At face value, reading a balance sheet is simple: assets are categorized and totaled, and liabilities are categorized and totaled. Subtract the latter from the former. If the balance is positive, the company survives. Understanding what a balance sheet conveys requires more than basic math, and the two major categories should always equal each other.
Categories of Assets
The two main sections of a balance sheet are labeled “Assets” and “Liabilities and Owners’ Equity.” But within each, subcategories and differences exist. Two types of assets compose equity, also known as shareholders’ equity. A proper balance sheet has equal amounts totaled for equity and liabilities.
“Current” assets encompass either cash or assets that can be or are expected to be liquidated within one year-easily and within the short term. Assets are primarily objects that have monetary value. Current asset entries might include Accounts Receivables, Cash and Equivalent, Inventory, among others. However, an asset can be intangible, as well, such as brand recognition or a company’s reputation with the public. Only tangible or “hard” assets are listed on a balance sheet.

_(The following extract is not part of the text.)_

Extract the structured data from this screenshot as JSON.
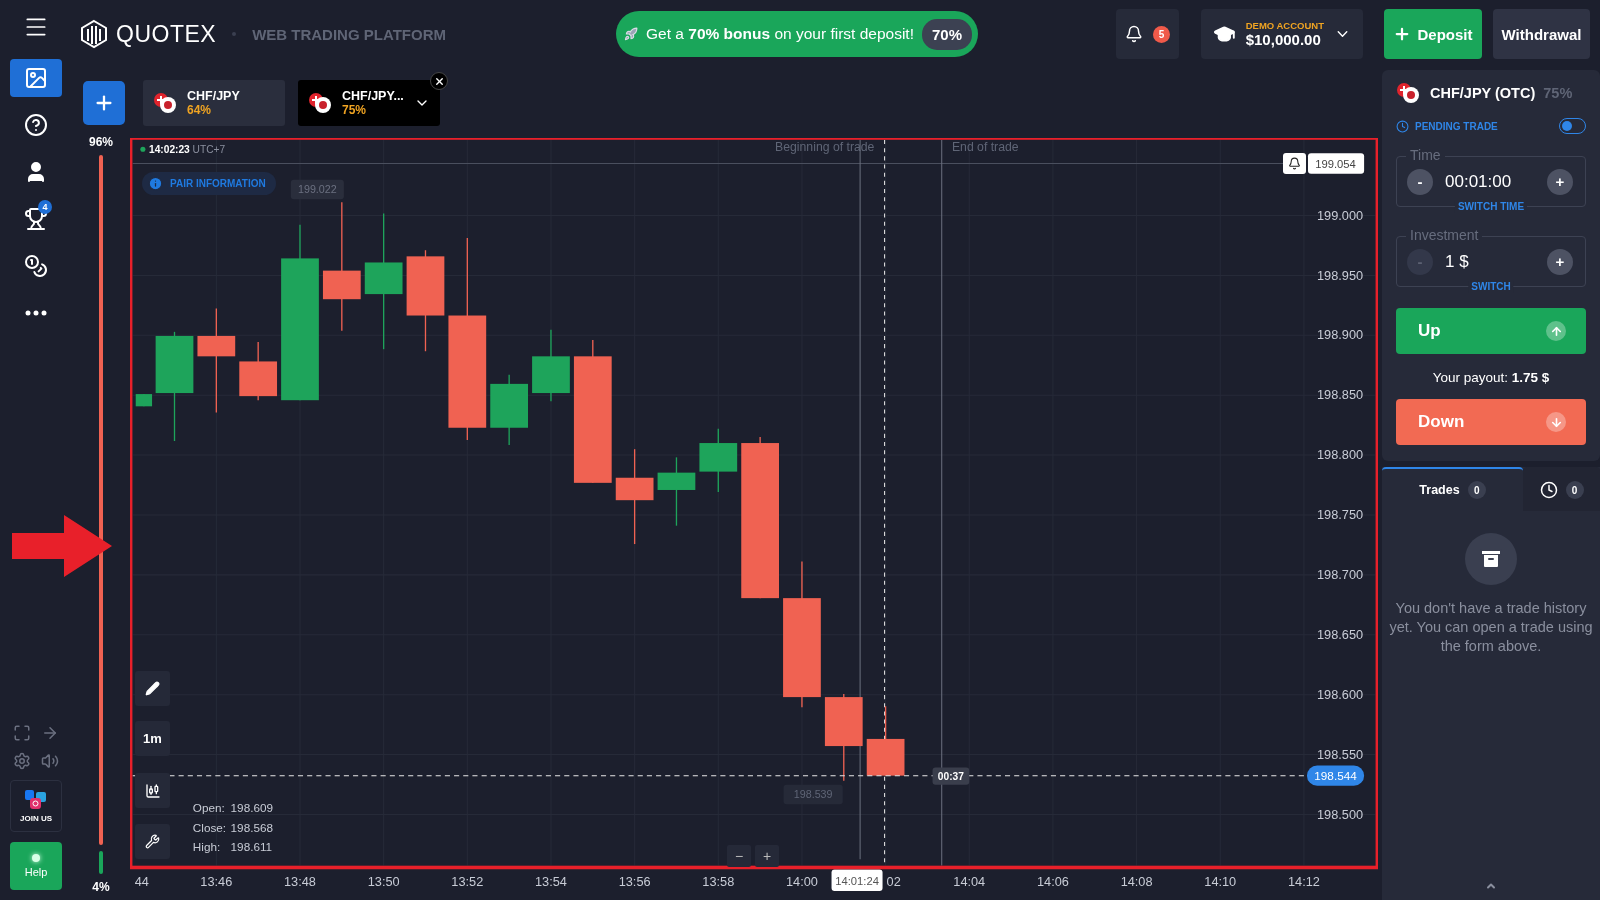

“Non-Current” assets generally have duration or viable use life longer than one year or that cannot be liquidated easily or quickly. Examples include buildings and other permanent structures such as parking garages. Intangible, non-current assets can include those mentioned above: brand recognition or public faith, as well as material copyrights or active patents.
Because of the differing natures of the two types of assets, each type is listed and subtotaled separately on a balance sheet, though both on the Assets part of the document with each subtotal included in the Total Assets figure.
Liabilities and Owners’ Equity
As in the asset category, two basic types of sub-liabilities exist, and the same general criteria apply: short-term and long-term liabilities. Each subsection is totaled independently of the next section listed on the balance sheet.
“Current” or short-term liabilities include such listings as Accounts Payable, Accrued Expenses or Liabilities, Income Taxes (commonly shown as Accrued Income Taxes), and Capital lease fees (payable in under a year).
The non-current section commonly includes such entries as Long-Term Debt (loans, liens, etc.), Obligations under Capital Leases (beyond a one-year time frame), Deferred Income (and business) Taxes, and similar items.
Owners’ Equity or Shareholders’ Equity is always an independent section in the Liabilities column, because dividends are paid externally, just as a vendor’s invoice is paid “out of house.” Included in this section are the preferred and common stock values, Retained Earnings, and Capital in Excess of Par Value (or paid-in capital), Accumulated Other Comprehensive Income (income not yet realized, such as Treasury bills or stocks and bonds, and pension funds).
Each Assets subsection is totaled and carried into the Assets Total at the bottom of the page. Each Liabilities section is also totaled and carried into the columns total.
When properly annotated in the sections, the Assets Total and the Liabilities and Owners’ Equity Total should equal each other. The total a business “has” equals the total a business “owes.”
Wiley Publishing, Inc., “Reading Financial Reports for Dummies,” ©2009; by Lipa Epstein.
McGraw Hill, “Analysis of Financial Statements” ©2000; by Leopold Bernstein and John Wild.
The Career Press, “Financial Statements: A Step-by-Step Guide to Understanding and Creating Financial Reports,”©2009, by Thomas R. Ittelson.